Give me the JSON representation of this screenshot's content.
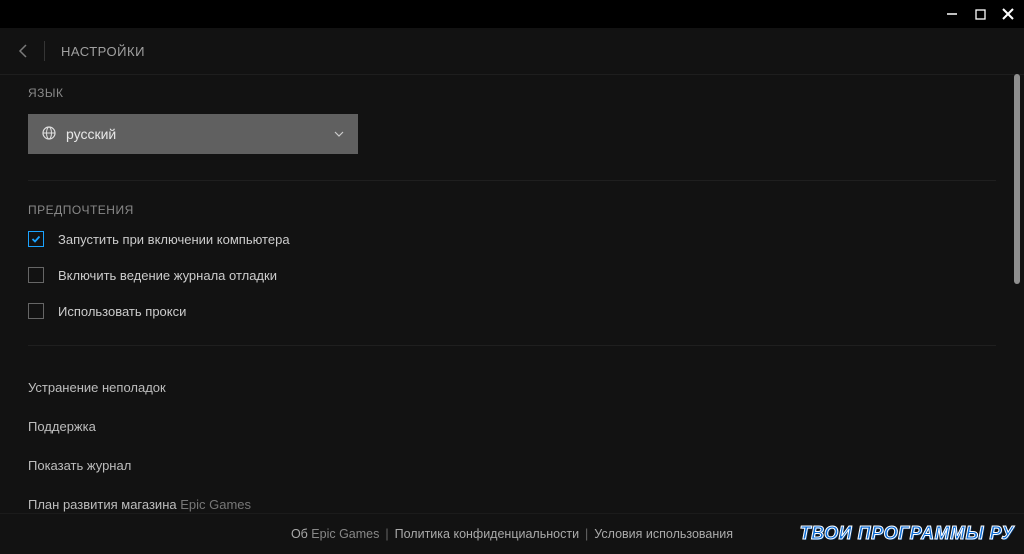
{
  "header": {
    "title": "НАСТРОЙКИ"
  },
  "language": {
    "label": "ЯЗЫК",
    "selected": "русский"
  },
  "preferences": {
    "label": "ПРЕДПОЧТЕНИЯ",
    "items": [
      {
        "label": "Запустить при включении компьютера",
        "checked": true
      },
      {
        "label": "Включить ведение журнала отладки",
        "checked": false
      },
      {
        "label": "Использовать прокси",
        "checked": false
      }
    ]
  },
  "links": {
    "troubleshoot": "Устранение неполадок",
    "support": "Поддержка",
    "showlog": "Показать журнал",
    "roadmap_pre": "План развития магазина ",
    "roadmap_brand": "Epic Games"
  },
  "footer": {
    "about_pre": "Об ",
    "about_brand": "Epic Games",
    "privacy": "Политика конфиденциальности",
    "terms": "Условия использования",
    "sep": "|"
  },
  "watermark": "ТВОИ ПРОГРАММЫ РУ"
}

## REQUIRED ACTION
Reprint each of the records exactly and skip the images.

## SOLUTION TO THIS TASK
Give me the JSON representation of this screenshot's content.
{
  "header": {
    "title": "НАСТРОЙКИ"
  },
  "language": {
    "label": "ЯЗЫК",
    "selected": "русский"
  },
  "preferences": {
    "label": "ПРЕДПОЧТЕНИЯ",
    "items": [
      {
        "label": "Запустить при включении компьютера",
        "checked": true
      },
      {
        "label": "Включить ведение журнала отладки",
        "checked": false
      },
      {
        "label": "Использовать прокси",
        "checked": false
      }
    ]
  },
  "links": {
    "troubleshoot": "Устранение неполадок",
    "support": "Поддержка",
    "showlog": "Показать журнал",
    "roadmap_pre": "План развития магазина ",
    "roadmap_brand": "Epic Games"
  },
  "footer": {
    "about_pre": "Об ",
    "about_brand": "Epic Games",
    "privacy": "Политика конфиденциальности",
    "terms": "Условия использования",
    "sep": "|"
  },
  "watermark": "ТВОИ ПРОГРАММЫ РУ"
}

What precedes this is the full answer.